My life as a child and young adult was very much focused on surviving one day at a time. As siblings we demonstrated anger toward each other most of the time as a way to release the built up stress as kids. We felt ignored and neglected. It seemed as though we lived in a loveless home. We didn’t dare talk about our fears at school and had a difficult time with being self-confident around our peers, teachers, and coaches. Each day we wiped away the tears and put on our game faces when we walked out the front door of our home.
The level of awareness regarding the consequences of emotional neglect and child abuse is exponentially better in the 21st Century. It is almost impossible for parents to not know how “discharging stress” in abusive ways at home harms children. It is also safer for kids to talk about their fears outside of the home. The caring and educated community culture of today looks at protecting children, but also considers the importance of helping parents help themselves before it is too late. Communities everywhere try to help each other to prevent families from imploding under the pressure of dysfunctional circumstances. We know now without a doubt that healing children and families sooner than later is far less costly than denial and ignorance.
Please take advantage of opportunities to increase your awareness as parents and children by spending quality time reading and referencing resources i.e., “Growing up Easier Publishing” and engaging with other parents in your local community.
Actor Josh Charles and Chicago Mayor Rahm Emanuel Help Create Big Pinwheel Gardens in New York and Chicago!
“The Good Wife” actor Josh Charles helped Prevent Child Abuse America transform Times Square into the Big Pinwheel Garden on Tuesday, April 9, to mark Child Abuse Prevention Month and promote the pinwheel as the symbol for healthy starts for all children. Charles was joined byManhattanmagazine’s Cristina Cuomo, Prevent Child Abuse America President and CEO Jim Hmurovich and over 200 volunteers, holding nearly 5,000 pinwheels to create the display.
I was delighted to learn about the “Pinwheels for Prevention” event planned at the Lincoln City Cultural Center on the front lawn this coming Saturday starting at 9am. The month of April is designated by the US Congress for National Child Abuse Awareness and month of the military child as well. I have posted on this blog recognizing April as the month to remind ourselves of the painful silence of children who are emotionally neglected or abused. It is also a time to think about the families who suffer with emotional challenges that often affect children and result in abuse, including military families. Children often carry forward the emotional baggage of childhood trauma well into adult life.
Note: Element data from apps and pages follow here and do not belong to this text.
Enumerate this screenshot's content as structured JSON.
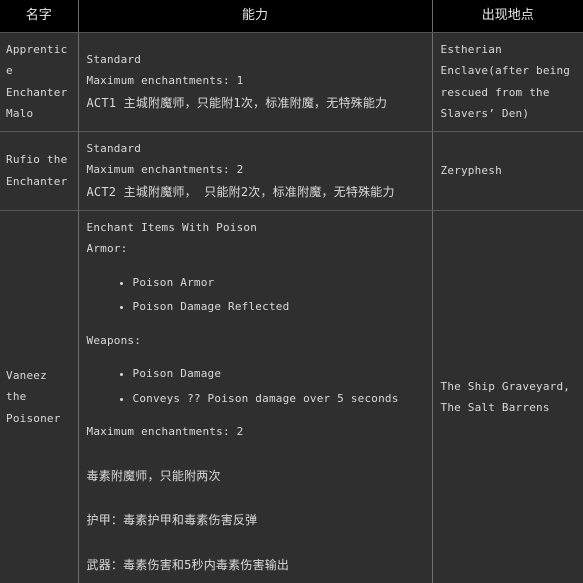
{
  "table": {
    "headers": [
      "名字",
      "能力",
      "出现地点"
    ],
    "rows": [
      {
        "name": "Apprentice Enchanter Malo",
        "ability": {
          "lines": [
            "Standard",
            "Maximum enchantments: 1",
            "ACT1 主城附魔师，只能附1次，标准附魔，无特殊能力"
          ]
        },
        "location": "Estherian Enclave(after being rescued from the Slavers’ Den)"
      },
      {
        "name": "Rufio the Enchanter",
        "ability": {
          "lines": [
            "Standard",
            "Maximum enchantments: 2",
            "ACT2 主城附魔师， 只能附2次，标准附魔，无特殊能力"
          ]
        },
        "location": "Zeryphesh"
      },
      {
        "name": "Vaneez the Poisoner",
        "ability": {
          "title": "Enchant Items With Poison",
          "armor_label": "Armor:",
          "armor_items": [
            "Poison Armor",
            "Poison Damage Reflected"
          ],
          "weapons_label": "Weapons:",
          "weapons_items": [
            "Poison Damage",
            "Conveys ?? Poison damage over 5 seconds"
          ],
          "max_enchantments": "Maximum enchantments: 2",
          "cjk_lines": [
            "毒素附魔师，只能附两次",
            "护甲：毒素护甲和毒素伤害反弹",
            "武器：毒素伤害和5秒内毒素伤害输出"
          ]
        },
        "location": "The Ship Graveyard, The Salt Barrens"
      }
    ]
  },
  "colors": {
    "page_background": "#2f2f2f",
    "header_background": "#000000",
    "text": "#d9d9d9",
    "border": "#6e6e6e"
  }
}
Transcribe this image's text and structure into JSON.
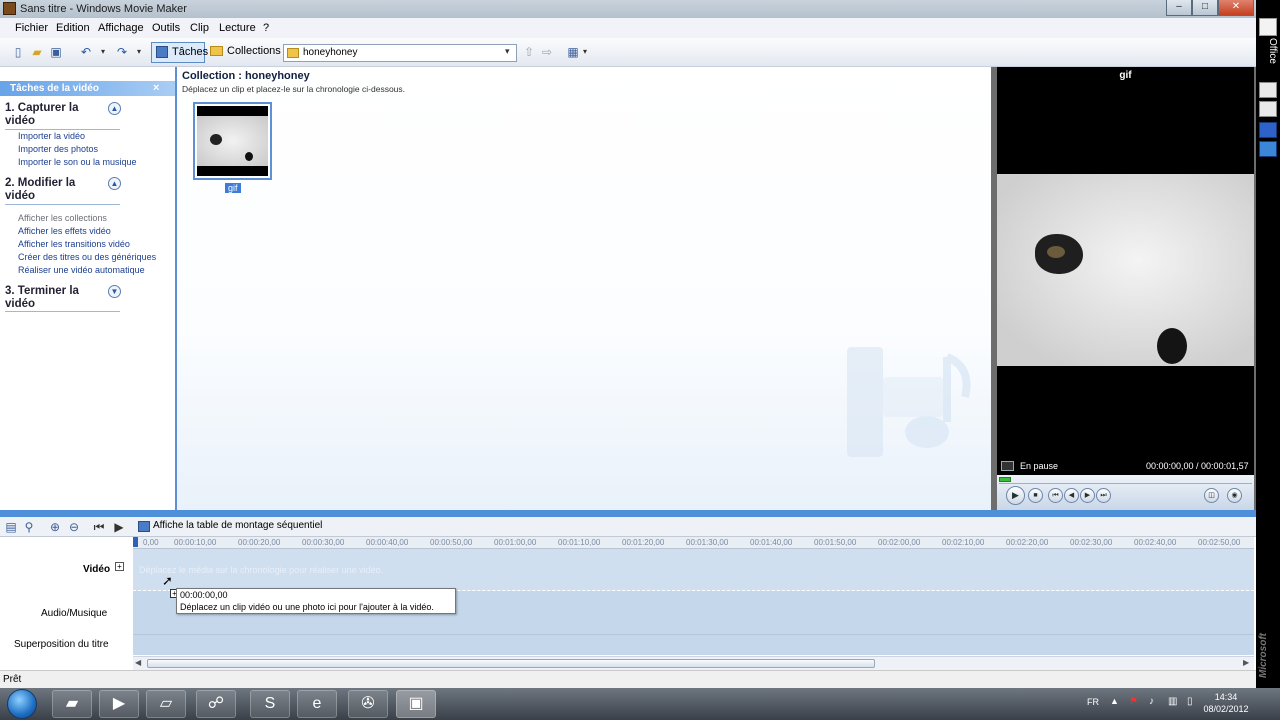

I know this to be true as a post WWII and Korean War military child growing up in the 1950’s and early 1960’s. The national conversation during the month of April and throughout the year advances the cause of awareness and healing for millions of Americans…